If the patient is physically able and wants to move around, allow them time to wander the halls, or go outside for a breath of fresh air (provided this is permissible by the operating standards in your unit). Too much time spent in a hospital room will make anyone claustrophobic, and it can help a patient immensely to change their view from time to time. In addition, physical activity is extremely effective at mitigating stress and situational anxiety. Encourage the patient’s family and pets (if your hospital allows) to visit often. Visits with loved ones can be invigorating.

If a patient is exaggeratedly fearful: of death, treatment, needles etc. be sure to receive their fears compassionately and with attention. Don’t dismiss them, don’t tell them there’s nothing to worry about or simply to relax. Ask them what they need from you when they are experiencing this fear, and meet them halfway. Guide them through activities to help keep them calm: breathing and mindfulness exercises are easy and effective coping techniques you can teach them. Do, however, take some vitals if a patient is anxious to make sure there is not a medical cause.

If the patient enjoys arts, you may turn on soothing music for them, or offer them a coloring book to distract them and take their mind of things. Little interventions can be extremely effective in this way to create a pleasant environment during their admittance.

Creating a Nursing Care Plan

Care plans are a common method used by nurses to organize treatment based on both subjective and objective information in a given medical scenario involving a patient. Having a care plan will help you to identify goals, strategize interventions and provide rationale, and create a nursing diagnosis.

According to NANDA, the medical definition of anxiety is as follows:

“A state in which an individual or group experiences feelings of uneasiness or apprehension and activation of the autonomic nervous system in response to a vague, nonspecific threat.”

Using this definition and the tools illustrated below, you should be able to create a care plan for effective anxiety intervention.

  1. Nursing DiagnosisThe first step is to identify that the patient is experiencing anxiety, and to describe based on medical examination and interview the probable causes of your patient’s anxiety. This will help you begin to formulate a plan of action for their treatment.
  2. Subjective DataHere you will record your patient’s account of their experience of anxiety.

What are their symptoms as they describe them? Have they attempted treatment before today? Have they experienced any stressful or life-changing events recently? How does the patient purport to be affected by their anxiety?

All of this information will aid you in understanding the patient’s experience of their ailment, and how best to help them.
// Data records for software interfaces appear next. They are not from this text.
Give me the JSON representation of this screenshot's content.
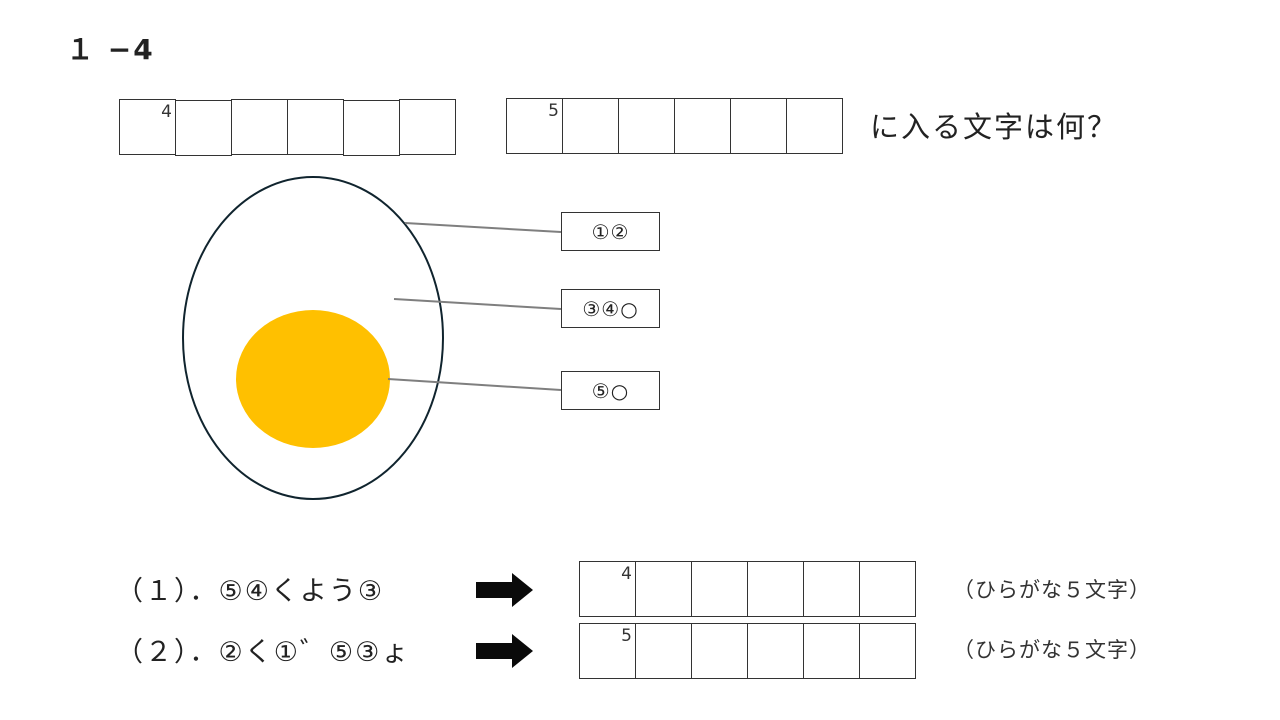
{
  "title": "１ −4",
  "question": {
    "box_a_number": "4",
    "box_b_number": "5",
    "text": "に入る文字は何？"
  },
  "diagram": {
    "yolk_color": "#FFC000",
    "labels": [
      "①②",
      "③④○",
      "⑤○"
    ]
  },
  "clues": [
    {
      "label": "（１）．⑤④くよう③",
      "answer_number": "4",
      "hint": "（ひらがな５文字）"
    },
    {
      "label": "（２）．②く①゛⑤③ょ",
      "answer_number": "5",
      "hint": "（ひらがな５文字）"
    }
  ]
}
  1. Objective DataThis is where you record your observations of the patient in relation to your nursing diagnosis, and data collected from vitals. Behavioural observations, physiological observations, blood pressure, temperature, etc. all go in this column.
  2. Nursing OutcomesHere you will identify goals for the patient.
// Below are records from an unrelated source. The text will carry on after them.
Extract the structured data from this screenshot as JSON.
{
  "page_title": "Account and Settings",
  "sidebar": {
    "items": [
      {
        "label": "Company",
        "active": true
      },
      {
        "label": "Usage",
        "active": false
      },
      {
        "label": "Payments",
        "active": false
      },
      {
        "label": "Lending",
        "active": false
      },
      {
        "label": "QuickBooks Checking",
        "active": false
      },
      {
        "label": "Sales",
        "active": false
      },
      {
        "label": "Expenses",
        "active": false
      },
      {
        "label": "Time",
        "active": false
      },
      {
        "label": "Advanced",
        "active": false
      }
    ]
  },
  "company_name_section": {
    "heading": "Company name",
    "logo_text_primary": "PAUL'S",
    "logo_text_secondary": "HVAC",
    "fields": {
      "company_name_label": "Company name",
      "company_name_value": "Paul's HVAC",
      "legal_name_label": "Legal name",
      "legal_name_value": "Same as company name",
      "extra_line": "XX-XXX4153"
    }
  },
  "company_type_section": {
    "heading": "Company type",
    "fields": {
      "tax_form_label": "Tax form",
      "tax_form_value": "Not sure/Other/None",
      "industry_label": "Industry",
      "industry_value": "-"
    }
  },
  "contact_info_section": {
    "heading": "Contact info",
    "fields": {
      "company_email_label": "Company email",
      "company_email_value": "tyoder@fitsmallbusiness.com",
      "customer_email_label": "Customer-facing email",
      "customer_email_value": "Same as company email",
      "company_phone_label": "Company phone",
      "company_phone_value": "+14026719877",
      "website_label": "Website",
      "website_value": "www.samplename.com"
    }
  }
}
Related to anxiety, this may be decreasing a sense of fear for your patient; your patient exploring and using coping mechanisms effectively; or the patient volunteering to see a psychiatrist for long-term treatment of their anxiety. Organizing hopeful outcomes in this way will help you strategize and administer care.

  1. Nursing InterventionsThis is where you lay out your “plan of attack.” What specific methods and interventions will you use in order to help the patient meet your goals for them?
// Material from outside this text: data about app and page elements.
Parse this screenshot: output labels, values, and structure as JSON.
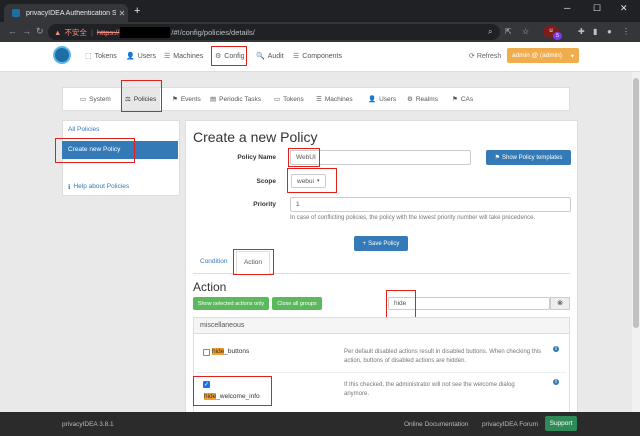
{
  "browser": {
    "tab_title": "privacyIDEA Authentication Sy",
    "tab_close": "✕",
    "new_tab": "+",
    "insecure_label": "不安全",
    "url_scheme": "https://",
    "url_path": "/#!/config/policies/details/",
    "back_icon": "arrow-left-icon",
    "forward_icon": "arrow-right-icon",
    "reload_icon": "reload-icon",
    "ext_badge": "5"
  },
  "appnav": {
    "items": [
      {
        "icon": "⬚",
        "label": "Tokens"
      },
      {
        "icon": "👤",
        "label": "Users"
      },
      {
        "icon": "☰",
        "label": "Machines"
      },
      {
        "icon": "⚙",
        "label": "Config"
      },
      {
        "icon": "🔍",
        "label": "Audit"
      },
      {
        "icon": "☰",
        "label": "Components"
      }
    ],
    "refresh_label": "Refresh",
    "admin_label": "admin @ (admin)",
    "admin_caret": "▾"
  },
  "subnav": {
    "items": [
      {
        "icon": "▭",
        "label": "System"
      },
      {
        "icon": "⚖",
        "label": "Policies"
      },
      {
        "icon": "⚑",
        "label": "Events"
      },
      {
        "icon": "▤",
        "label": "Periodic Tasks"
      },
      {
        "icon": "▭",
        "label": "Tokens"
      },
      {
        "icon": "☰",
        "label": "Machines"
      },
      {
        "icon": "👤",
        "label": "Users"
      },
      {
        "icon": "⚙",
        "label": "Realms"
      },
      {
        "icon": "⚑",
        "label": "CAs"
      }
    ]
  },
  "sidebar": {
    "all_policies": "All Policies",
    "create_new_policy": "Create new Policy",
    "help_icon": "ℹ",
    "help_about": "Help about Policies"
  },
  "form": {
    "title": "Create a new Policy",
    "policy_name_label": "Policy Name",
    "policy_name_value": "WebUI",
    "templates_button": "Show Policy templates",
    "templates_icon": "⚑",
    "scope_label": "Scope",
    "scope_value": "webui",
    "scope_caret": "▾",
    "priority_label": "Priority",
    "priority_value": "1",
    "priority_help": "In case of conflicting policies, the policy with the lowest priority number will take precedence.",
    "save_button": "Save Policy",
    "save_icon": "+"
  },
  "tabs": {
    "condition": "Condition",
    "action": "Action"
  },
  "action": {
    "heading": "Action",
    "show_selected": "Show selected actions only",
    "close_groups": "Close all groups",
    "filter_value": "hide",
    "filter_clear": "⊗",
    "group_name": "miscellaneous",
    "items": [
      {
        "highlight": "hide",
        "rest": "_buttons",
        "checked": false,
        "check_mark": "",
        "desc": "Per default disabled actions result in disabled buttons. When checking this action, buttons of disabled actions are hidden.",
        "info": "i"
      },
      {
        "highlight": "hide",
        "rest": "_welcome_info",
        "checked": true,
        "check_mark": "✓",
        "desc": "If this checked, the administrator will not see the welcome dialog anymore.",
        "info": "i"
      }
    ]
  },
  "footer": {
    "version": "privacyIDEA 3.8.1",
    "online_docs": "Online Documentation",
    "forum": "privacyIDEA Forum",
    "support": "Support"
  }
}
This section should have points which all relate specifically to the outcomes which you outline above. After this final step, you will be fully prepared to provide excellent and effective intervention for your anxious patients.

Hospitals can be stressful places to visit as patients and, by following the steps we’ve outlined, you can help your patients to overcome their acute anxiety. Hospitals can also be stressful places for nurses to work, where they are placed under a mountain of demands and run ragged on a punishing schedule.

Medley is a platform that helps nurses set their own schedules and work on their own terms by delivering per-diem opportunities right to your phone. If you want a schedule that’s easier on your nerves, you can sign up here for free.